This was a recipe I'd marked in a book (One Hundred Bread Machine Recipes by Vicki Smallwood) intending to make long before now. However, we needed a fresh loaf yesterday so I set to and made this one, using the last two oranges in the fruitbowl. O.M.G. it smelt DIVINE whilst I was making it and even better when it came out of the oven, looking a little as if it had been to the Bahamas on holiday as I had given it a good egg glaze and then put a tray of hot water in the bottom to give it a good crust.
I shall mix it better next time as the fruit stayed around the edges, but practice makes perfect and whilst it might not have got 10/10 on Bake Off for presentation and technique, it would have got 11/10 for flavour! You start it off in the bread maker, but if you don't have one, just mic by hand in a bowl.
CRANBERRY AND ORANGE BREAD
1 cup freshly squeezed orange juice
2 tablespoons butter, softened
1 egg, beaten
2 tablespoons caster sugar
1/2 teaspoon salt
3 1/2 cups (525 grams) white bread flour
1 teaspoon yeast
Juice of one orange
75g (3 oz) dried cranberries
Zest of one orange
Place the first 7 ingredients in the baking pan in the order in which they are listed. Set the programme to Dough.
Place the juice of the orange and the cranberries in a bowl and set to one side (I also added the zest of the orange.)
When the programme has been completed, remove the dough, strain the cranberries (I froze the remaining juice and orange zest to use again), add to the dough and knead until they have been well incorporated. (You may need to add some extra flour to make the process easier). Shape the dough into a long sausage shape, roll it up into a coil, and then place it on a lightly oiled and floured baking tray Loosely cover the dough with a damp tea towel and leave to prove until nearly doubled in size.

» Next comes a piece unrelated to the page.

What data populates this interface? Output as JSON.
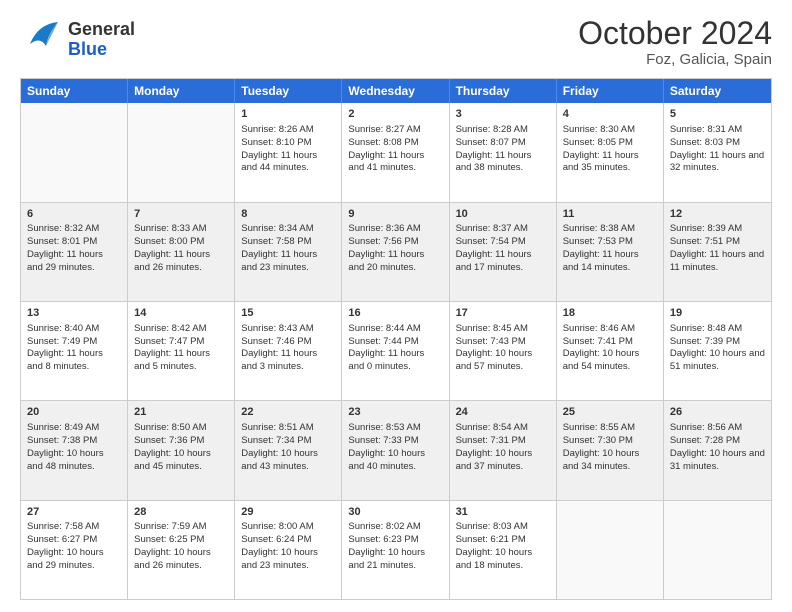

Preheat the oven to 200 deg., C/400 deg. F/Gas mark 6. When the dough has almost doubled in size, remove the teatowel and bake it in the oven for 20 or 25 minutes, or until it is golden and has cooked through. Transfer the loaf to a wire rack and leave it to cool.
Ignore wonkey centre (it improved with practice), but this is the latest crochet project, which will end up as a big circular cushion, seen in the photo below.
I love the Granny Squares deckchair cover behind it too, but would rather just make a Granny Squares throw.
I loved this "acid-drops" green of the late afternoon sun on the autumn fields behind the farm. Quite a contrast against the rain-laden clouds.
View beyond the top of the yard, to the right of the previous photo. The Ash trees are losing their leaves and are laden with Ash keys as always, some a deep Parkin cake brown, others more golden. We have had two days of rain following a lovely Indian Summer last week, when I was able to get out in the garden and carry on with the Autumn tidy up.
The corner of the bed where the ramblers grow. I haven't been able to get on top of this for years, but had a really good clear out, and dig through and removed rubber trug (Itsy's old feed bowl) after rubber trug of Bindweed roots which spread easily here through a sandy corner (old builder's sand), plus eradicting a goodly amount of Ground Elder too. I am going to plant a few bulbs here for spring.
The area is usually covered by the huge leaves of the Oriental Borage, which has just been cut back within an inch of its life. I am going to remove a few of the Thugs further along the border to make it more easy to maintain. I must have taken 30 barrowloads of spent leaves and stems from these borders, which is a bit ridiculous really and NOT low maintenance!
If it stays dry today we will pick the cooking apple tree and put them into store in boxes down in the larder, where it is nice and cool. I like free food . . .